Dataset rows describing interfaces:
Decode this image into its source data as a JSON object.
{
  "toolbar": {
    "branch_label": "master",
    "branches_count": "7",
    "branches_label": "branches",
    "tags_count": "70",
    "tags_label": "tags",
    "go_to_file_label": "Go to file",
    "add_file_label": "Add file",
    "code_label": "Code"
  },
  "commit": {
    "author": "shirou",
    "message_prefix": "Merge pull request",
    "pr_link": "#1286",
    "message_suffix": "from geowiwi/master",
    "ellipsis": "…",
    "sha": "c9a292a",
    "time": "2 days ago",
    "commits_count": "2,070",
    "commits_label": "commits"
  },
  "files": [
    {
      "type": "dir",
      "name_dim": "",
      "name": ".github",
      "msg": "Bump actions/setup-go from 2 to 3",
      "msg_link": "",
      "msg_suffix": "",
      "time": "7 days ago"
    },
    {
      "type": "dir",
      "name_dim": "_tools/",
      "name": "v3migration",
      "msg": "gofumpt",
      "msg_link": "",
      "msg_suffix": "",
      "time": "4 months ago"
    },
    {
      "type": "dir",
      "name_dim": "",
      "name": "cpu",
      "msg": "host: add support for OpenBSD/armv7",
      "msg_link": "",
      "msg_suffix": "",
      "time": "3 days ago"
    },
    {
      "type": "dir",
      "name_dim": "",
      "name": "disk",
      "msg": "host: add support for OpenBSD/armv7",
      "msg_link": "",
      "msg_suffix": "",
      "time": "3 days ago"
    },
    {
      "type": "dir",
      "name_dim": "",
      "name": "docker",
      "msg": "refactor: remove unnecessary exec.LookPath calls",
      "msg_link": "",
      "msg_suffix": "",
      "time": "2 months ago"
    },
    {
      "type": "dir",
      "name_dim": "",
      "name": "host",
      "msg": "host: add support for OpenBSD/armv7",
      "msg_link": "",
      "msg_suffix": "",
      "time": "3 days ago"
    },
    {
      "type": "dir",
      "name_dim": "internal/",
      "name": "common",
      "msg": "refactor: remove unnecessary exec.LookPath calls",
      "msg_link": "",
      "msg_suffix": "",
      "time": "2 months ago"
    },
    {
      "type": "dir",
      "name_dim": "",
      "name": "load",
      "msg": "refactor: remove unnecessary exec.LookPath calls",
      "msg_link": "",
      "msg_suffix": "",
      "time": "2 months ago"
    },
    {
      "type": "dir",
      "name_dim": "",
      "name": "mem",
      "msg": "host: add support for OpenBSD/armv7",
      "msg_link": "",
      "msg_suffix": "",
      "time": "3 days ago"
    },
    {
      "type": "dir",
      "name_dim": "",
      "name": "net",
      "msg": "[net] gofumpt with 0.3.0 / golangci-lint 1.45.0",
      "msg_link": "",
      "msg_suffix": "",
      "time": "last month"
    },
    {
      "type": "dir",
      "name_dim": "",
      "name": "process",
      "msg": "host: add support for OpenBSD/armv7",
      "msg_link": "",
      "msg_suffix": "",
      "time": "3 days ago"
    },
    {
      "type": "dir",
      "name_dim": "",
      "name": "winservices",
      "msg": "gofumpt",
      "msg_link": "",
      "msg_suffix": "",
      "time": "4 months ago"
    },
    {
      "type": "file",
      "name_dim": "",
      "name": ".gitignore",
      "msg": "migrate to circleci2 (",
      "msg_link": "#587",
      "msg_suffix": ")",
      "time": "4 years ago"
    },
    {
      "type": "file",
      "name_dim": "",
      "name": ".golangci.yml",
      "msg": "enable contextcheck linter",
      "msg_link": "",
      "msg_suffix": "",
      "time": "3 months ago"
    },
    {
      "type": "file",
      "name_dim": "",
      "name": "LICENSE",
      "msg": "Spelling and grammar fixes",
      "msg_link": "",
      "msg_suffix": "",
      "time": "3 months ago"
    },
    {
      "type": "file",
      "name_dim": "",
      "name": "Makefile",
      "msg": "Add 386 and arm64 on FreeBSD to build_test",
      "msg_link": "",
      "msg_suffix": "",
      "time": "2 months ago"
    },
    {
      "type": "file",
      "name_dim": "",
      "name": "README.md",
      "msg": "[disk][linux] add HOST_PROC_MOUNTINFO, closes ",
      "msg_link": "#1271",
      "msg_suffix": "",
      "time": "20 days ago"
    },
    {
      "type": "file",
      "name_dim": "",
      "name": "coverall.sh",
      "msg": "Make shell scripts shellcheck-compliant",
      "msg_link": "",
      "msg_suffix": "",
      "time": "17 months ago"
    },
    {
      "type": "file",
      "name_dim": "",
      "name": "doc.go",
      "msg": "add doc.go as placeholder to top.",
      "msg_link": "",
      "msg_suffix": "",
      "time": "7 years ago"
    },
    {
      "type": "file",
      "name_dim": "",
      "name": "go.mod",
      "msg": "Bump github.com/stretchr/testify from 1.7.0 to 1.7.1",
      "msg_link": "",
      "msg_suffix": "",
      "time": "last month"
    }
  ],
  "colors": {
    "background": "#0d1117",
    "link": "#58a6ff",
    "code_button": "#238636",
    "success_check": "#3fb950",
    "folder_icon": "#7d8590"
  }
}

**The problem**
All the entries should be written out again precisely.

**Solution below**
Decode this image into its source data as a JSON object.
{
  "toolbar": {
    "branch_label": "master",
    "branches_count": "7",
    "branches_label": "branches",
    "tags_count": "70",
    "tags_label": "tags",
    "go_to_file_label": "Go to file",
    "add_file_label": "Add file",
    "code_label": "Code"
  },
  "commit": {
    "author": "shirou",
    "message_prefix": "Merge pull request",
    "pr_link": "#1286",
    "message_suffix": "from geowiwi/master",
    "ellipsis": "…",
    "sha": "c9a292a",
    "time": "2 days ago",
    "commits_count": "2,070",
    "commits_label": "commits"
  },
  "files": [
    {
      "type": "dir",
      "name_dim": "",
      "name": ".github",
      "msg": "Bump actions/setup-go from 2 to 3",
      "msg_link": "",
      "msg_suffix": "",
      "time": "7 days ago"
    },
    {
      "type": "dir",
      "name_dim": "_tools/",
      "name": "v3migration",
      "msg": "gofumpt",
      "msg_link": "",
      "msg_suffix": "",
      "time": "4 months ago"
    },
    {
      "type": "dir",
      "name_dim": "",
      "name": "cpu",
      "msg": "host: add support for OpenBSD/armv7",
      "msg_link": "",
      "msg_suffix": "",
      "time": "3 days ago"
    },
    {
      "type": "dir",
      "name_dim": "",
      "name": "disk",
      "msg": "host: add support for OpenBSD/armv7",
      "msg_link": "",
      "msg_suffix": "",
      "time": "3 days ago"
    },
    {
      "type": "dir",
      "name_dim": "",
      "name": "docker",
      "msg": "refactor: remove unnecessary exec.LookPath calls",
      "msg_link": "",
      "msg_suffix": "",
      "time": "2 months ago"
    },
    {
      "type": "dir",
      "name_dim": "",
      "name": "host",
      "msg": "host: add support for OpenBSD/armv7",
      "msg_link": "",
      "msg_suffix": "",
      "time": "3 days ago"
    },
    {
      "type": "dir",
      "name_dim": "internal/",
      "name": "common",
      "msg": "refactor: remove unnecessary exec.LookPath calls",
      "msg_link": "",
      "msg_suffix": "",
      "time": "2 months ago"
    },
    {
      "type": "dir",
      "name_dim": "",
      "name": "load",
      "msg": "refactor: remove unnecessary exec.LookPath calls",
      "msg_link": "",
      "msg_suffix": "",
      "time": "2 months ago"
    },
    {
      "type": "dir",
      "name_dim": "",
      "name": "mem",
      "msg": "host: add support for OpenBSD/armv7",
      "msg_link": "",
      "msg_suffix": "",
      "time": "3 days ago"
    },
    {
      "type": "dir",
      "name_dim": "",
      "name": "net",
      "msg": "[net] gofumpt with 0.3.0 / golangci-lint 1.45.0",
      "msg_link": "",
      "msg_suffix": "",
      "time": "last month"
    },
    {
      "type": "dir",
      "name_dim": "",
      "name": "process",
      "msg": "host: add support for OpenBSD/armv7",
      "msg_link": "",
      "msg_suffix": "",
      "time": "3 days ago"
    },
    {
      "type": "dir",
      "name_dim": "",
      "name": "winservices",
      "msg": "gofumpt",
      "msg_link": "",
      "msg_suffix": "",
      "time": "4 months ago"
    },
    {
      "type": "file",
      "name_dim": "",
      "name": ".gitignore",
      "msg": "migrate to circleci2 (",
      "msg_link": "#587",
      "msg_suffix": ")",
      "time": "4 years ago"
    },
    {
      "type": "file",
      "name_dim": "",
      "name": ".golangci.yml",
      "msg": "enable contextcheck linter",
      "msg_link": "",
      "msg_suffix": "",
      "time": "3 months ago"
    },
    {
      "type": "file",
      "name_dim": "",
      "name": "LICENSE",
      "msg": "Spelling and grammar fixes",
      "msg_link": "",
      "msg_suffix": "",
      "time": "3 months ago"
    },
    {
      "type": "file",
      "name_dim": "",
      "name": "Makefile",
      "msg": "Add 386 and arm64 on FreeBSD to build_test",
      "msg_link": "",
      "msg_suffix": "",
      "time": "2 months ago"
    },
    {
      "type": "file",
      "name_dim": "",
      "name": "README.md",
      "msg": "[disk][linux] add HOST_PROC_MOUNTINFO, closes ",
      "msg_link": "#1271",
      "msg_suffix": "",
      "time": "20 days ago"
    },
    {
      "type": "file",
      "name_dim": "",
      "name": "coverall.sh",
      "msg": "Make shell scripts shellcheck-compliant",
      "msg_link": "",
      "msg_suffix": "",
      "time": "17 months ago"
    },
    {
      "type": "file",
      "name_dim": "",
      "name": "doc.go",
      "msg": "add doc.go as placeholder to top.",
      "msg_link": "",
      "msg_suffix": "",
      "time": "7 years ago"
    },
    {
      "type": "file",
      "name_dim": "",
      "name": "go.mod",
      "msg": "Bump github.com/stretchr/testify from 1.7.0 to 1.7.1",
      "msg_link": "",
      "msg_suffix": "",
      "time": "last month"
    }
  ],
  "colors": {
    "background": "#0d1117",
    "link": "#58a6ff",
    "code_button": "#238636",
    "success_check": "#3fb950",
    "folder_icon": "#7d8590"
  }
}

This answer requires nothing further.